INSTRUCTIONS FOR THE TASK:
Return the data in full, exactly as it was written.

ENTRIES SHOWN:
┏━━
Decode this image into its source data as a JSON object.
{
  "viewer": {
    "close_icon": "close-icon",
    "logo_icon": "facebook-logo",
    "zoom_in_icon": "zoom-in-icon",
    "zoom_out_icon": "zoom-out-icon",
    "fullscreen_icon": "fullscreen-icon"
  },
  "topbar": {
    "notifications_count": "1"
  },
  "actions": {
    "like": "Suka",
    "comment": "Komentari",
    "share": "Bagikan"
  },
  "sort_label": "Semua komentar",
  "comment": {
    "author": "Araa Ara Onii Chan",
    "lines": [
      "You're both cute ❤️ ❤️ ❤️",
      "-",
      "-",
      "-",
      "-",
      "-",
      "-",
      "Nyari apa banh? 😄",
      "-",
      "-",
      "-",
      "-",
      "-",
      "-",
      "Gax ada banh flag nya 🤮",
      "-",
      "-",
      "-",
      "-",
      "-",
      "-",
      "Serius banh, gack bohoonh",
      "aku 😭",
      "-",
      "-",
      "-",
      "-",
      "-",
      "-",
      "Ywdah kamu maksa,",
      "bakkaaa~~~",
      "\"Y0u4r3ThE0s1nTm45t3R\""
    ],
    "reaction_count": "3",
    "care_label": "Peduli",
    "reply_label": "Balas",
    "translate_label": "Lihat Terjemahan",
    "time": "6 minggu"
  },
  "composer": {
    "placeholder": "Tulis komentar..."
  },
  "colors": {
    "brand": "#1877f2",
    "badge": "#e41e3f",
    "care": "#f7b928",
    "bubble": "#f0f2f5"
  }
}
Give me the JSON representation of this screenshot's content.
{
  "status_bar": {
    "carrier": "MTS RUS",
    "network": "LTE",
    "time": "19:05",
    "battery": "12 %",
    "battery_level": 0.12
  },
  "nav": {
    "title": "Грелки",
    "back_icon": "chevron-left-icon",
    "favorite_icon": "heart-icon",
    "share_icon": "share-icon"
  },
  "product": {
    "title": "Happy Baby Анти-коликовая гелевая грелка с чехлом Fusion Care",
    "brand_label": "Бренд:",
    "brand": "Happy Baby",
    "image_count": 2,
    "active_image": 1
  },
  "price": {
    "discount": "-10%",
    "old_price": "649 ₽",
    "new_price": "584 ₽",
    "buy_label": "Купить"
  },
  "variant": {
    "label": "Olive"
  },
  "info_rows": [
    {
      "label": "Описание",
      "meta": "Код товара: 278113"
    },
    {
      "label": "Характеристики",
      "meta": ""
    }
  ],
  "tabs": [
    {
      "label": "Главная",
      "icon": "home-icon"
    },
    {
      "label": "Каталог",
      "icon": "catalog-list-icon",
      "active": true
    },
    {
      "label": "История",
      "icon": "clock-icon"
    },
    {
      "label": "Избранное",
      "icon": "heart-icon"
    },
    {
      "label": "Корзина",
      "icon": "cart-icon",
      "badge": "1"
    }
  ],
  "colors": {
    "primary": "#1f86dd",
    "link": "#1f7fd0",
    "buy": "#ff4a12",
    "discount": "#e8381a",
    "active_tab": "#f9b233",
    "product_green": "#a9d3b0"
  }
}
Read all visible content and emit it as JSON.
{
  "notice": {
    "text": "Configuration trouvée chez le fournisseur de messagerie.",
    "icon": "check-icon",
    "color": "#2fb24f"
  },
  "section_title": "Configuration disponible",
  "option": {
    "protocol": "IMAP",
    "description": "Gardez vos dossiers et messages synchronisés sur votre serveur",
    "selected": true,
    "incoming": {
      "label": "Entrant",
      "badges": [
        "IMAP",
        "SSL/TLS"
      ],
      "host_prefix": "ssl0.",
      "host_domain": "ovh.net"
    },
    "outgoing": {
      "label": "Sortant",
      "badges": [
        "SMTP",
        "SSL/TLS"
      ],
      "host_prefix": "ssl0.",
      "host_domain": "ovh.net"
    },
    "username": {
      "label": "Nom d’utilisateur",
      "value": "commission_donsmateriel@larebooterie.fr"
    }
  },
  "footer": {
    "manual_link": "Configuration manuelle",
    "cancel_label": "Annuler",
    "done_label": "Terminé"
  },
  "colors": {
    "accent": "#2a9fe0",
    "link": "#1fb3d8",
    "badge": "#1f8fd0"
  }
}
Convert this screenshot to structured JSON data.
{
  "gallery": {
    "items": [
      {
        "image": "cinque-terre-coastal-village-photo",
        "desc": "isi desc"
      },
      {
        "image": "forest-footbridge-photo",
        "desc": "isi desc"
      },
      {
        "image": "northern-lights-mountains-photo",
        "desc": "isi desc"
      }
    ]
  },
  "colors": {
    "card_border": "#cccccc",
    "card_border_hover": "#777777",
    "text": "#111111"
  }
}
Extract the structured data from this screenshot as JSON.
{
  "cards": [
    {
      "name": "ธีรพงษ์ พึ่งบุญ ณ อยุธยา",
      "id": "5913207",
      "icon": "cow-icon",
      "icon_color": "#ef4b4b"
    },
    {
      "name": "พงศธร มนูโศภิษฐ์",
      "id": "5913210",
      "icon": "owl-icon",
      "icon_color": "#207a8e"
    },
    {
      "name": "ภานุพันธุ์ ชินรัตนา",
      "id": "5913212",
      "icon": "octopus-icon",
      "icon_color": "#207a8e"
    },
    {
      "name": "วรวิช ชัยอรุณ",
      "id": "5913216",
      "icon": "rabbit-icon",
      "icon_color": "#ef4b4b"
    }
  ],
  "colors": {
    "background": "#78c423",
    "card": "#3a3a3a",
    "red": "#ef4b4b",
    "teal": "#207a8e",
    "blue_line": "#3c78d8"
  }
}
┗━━
SOLUTION:
Decode this image into its source data as a JSON object.
{
  "viewer": {
    "close_icon": "close-icon",
    "logo_icon": "facebook-logo",
    "zoom_in_icon": "zoom-in-icon",
    "zoom_out_icon": "zoom-out-icon",
    "fullscreen_icon": "fullscreen-icon"
  },
  "topbar": {
    "notifications_count": "1"
  },
  "actions": {
    "like": "Suka",
    "comment": "Komentari",
    "share": "Bagikan"
  },
  "sort_label": "Semua komentar",
  "comment": {
    "author": "Araa Ara Onii Chan",
    "lines": [
      "You're both cute ❤️ ❤️ ❤️",
      "-",
      "-",
      "-",
      "-",
      "-",
      "-",
      "Nyari apa banh? 😄",
      "-",
      "-",
      "-",
      "-",
      "-",
      "-",
      "Gax ada banh flag nya 🤮",
      "-",
      "-",
      "-",
      "-",
      "-",
      "-",
      "Serius banh, gack bohoonh",
      "aku 😭",
      "-",
      "-",
      "-",
      "-",
      "-",
      "-",
      "Ywdah kamu maksa,",
      "bakkaaa~~~",
      "\"Y0u4r3ThE0s1nTm45t3R\""
    ],
    "reaction_count": "3",
    "care_label": "Peduli",
    "reply_label": "Balas",
    "translate_label": "Lihat Terjemahan",
    "time": "6 minggu"
  },
  "composer": {
    "placeholder": "Tulis komentar..."
  },
  "colors": {
    "brand": "#1877f2",
    "badge": "#e41e3f",
    "care": "#f7b928",
    "bubble": "#f0f2f5"
  }
}
Give me the JSON representation of this screenshot's content.
{
  "status_bar": {
    "carrier": "MTS RUS",
    "network": "LTE",
    "time": "19:05",
    "battery": "12 %",
    "battery_level": 0.12
  },
  "nav": {
    "title": "Грелки",
    "back_icon": "chevron-left-icon",
    "favorite_icon": "heart-icon",
    "share_icon": "share-icon"
  },
  "product": {
    "title": "Happy Baby Анти-коликовая гелевая грелка с чехлом Fusion Care",
    "brand_label": "Бренд:",
    "brand": "Happy Baby",
    "image_count": 2,
    "active_image": 1
  },
  "price": {
    "discount": "-10%",
    "old_price": "649 ₽",
    "new_price": "584 ₽",
    "buy_label": "Купить"
  },
  "variant": {
    "label": "Olive"
  },
  "info_rows": [
    {
      "label": "Описание",
      "meta": "Код товара: 278113"
    },
    {
      "label": "Характеристики",
      "meta": ""
    }
  ],
  "tabs": [
    {
      "label": "Главная",
      "icon": "home-icon"
    },
    {
      "label": "Каталог",
      "icon": "catalog-list-icon",
      "active": true
    },
    {
      "label": "История",
      "icon": "clock-icon"
    },
    {
      "label": "Избранное",
      "icon": "heart-icon"
    },
    {
      "label": "Корзина",
      "icon": "cart-icon",
      "badge": "1"
    }
  ],
  "colors": {
    "primary": "#1f86dd",
    "link": "#1f7fd0",
    "buy": "#ff4a12",
    "discount": "#e8381a",
    "active_tab": "#f9b233",
    "product_green": "#a9d3b0"
  }
}
Read all visible content and emit it as JSON.
{
  "notice": {
    "text": "Configuration trouvée chez le fournisseur de messagerie.",
    "icon": "check-icon",
    "color": "#2fb24f"
  },
  "section_title": "Configuration disponible",
  "option": {
    "protocol": "IMAP",
    "description": "Gardez vos dossiers et messages synchronisés sur votre serveur",
    "selected": true,
    "incoming": {
      "label": "Entrant",
      "badges": [
        "IMAP",
        "SSL/TLS"
      ],
      "host_prefix": "ssl0.",
      "host_domain": "ovh.net"
    },
    "outgoing": {
      "label": "Sortant",
      "badges": [
        "SMTP",
        "SSL/TLS"
      ],
      "host_prefix": "ssl0.",
      "host_domain": "ovh.net"
    },
    "username": {
      "label": "Nom d’utilisateur",
      "value": "commission_donsmateriel@larebooterie.fr"
    }
  },
  "footer": {
    "manual_link": "Configuration manuelle",
    "cancel_label": "Annuler",
    "done_label": "Terminé"
  },
  "colors": {
    "accent": "#2a9fe0",
    "link": "#1fb3d8",
    "badge": "#1f8fd0"
  }
}
Convert this screenshot to structured JSON data.
{
  "gallery": {
    "items": [
      {
        "image": "cinque-terre-coastal-village-photo",
        "desc": "isi desc"
      },
      {
        "image": "forest-footbridge-photo",
        "desc": "isi desc"
      },
      {
        "image": "northern-lights-mountains-photo",
        "desc": "isi desc"
      }
    ]
  },
  "colors": {
    "card_border": "#cccccc",
    "card_border_hover": "#777777",
    "text": "#111111"
  }
}
Extract the structured data from this screenshot as JSON.
{
  "cards": [
    {
      "name": "ธีรพงษ์ พึ่งบุญ ณ อยุธยา",
      "id": "5913207",
      "icon": "cow-icon",
      "icon_color": "#ef4b4b"
    },
    {
      "name": "พงศธร มนูโศภิษฐ์",
      "id": "5913210",
      "icon": "owl-icon",
      "icon_color": "#207a8e"
    },
    {
      "name": "ภานุพันธุ์ ชินรัตนา",
      "id": "5913212",
      "icon": "octopus-icon",
      "icon_color": "#207a8e"
    },
    {
      "name": "วรวิช ชัยอรุณ",
      "id": "5913216",
      "icon": "rabbit-icon",
      "icon_color": "#ef4b4b"
    }
  ],
  "colors": {
    "background": "#78c423",
    "card": "#3a3a3a",
    "red": "#ef4b4b",
    "teal": "#207a8e",
    "blue_line": "#3c78d8"
  }
}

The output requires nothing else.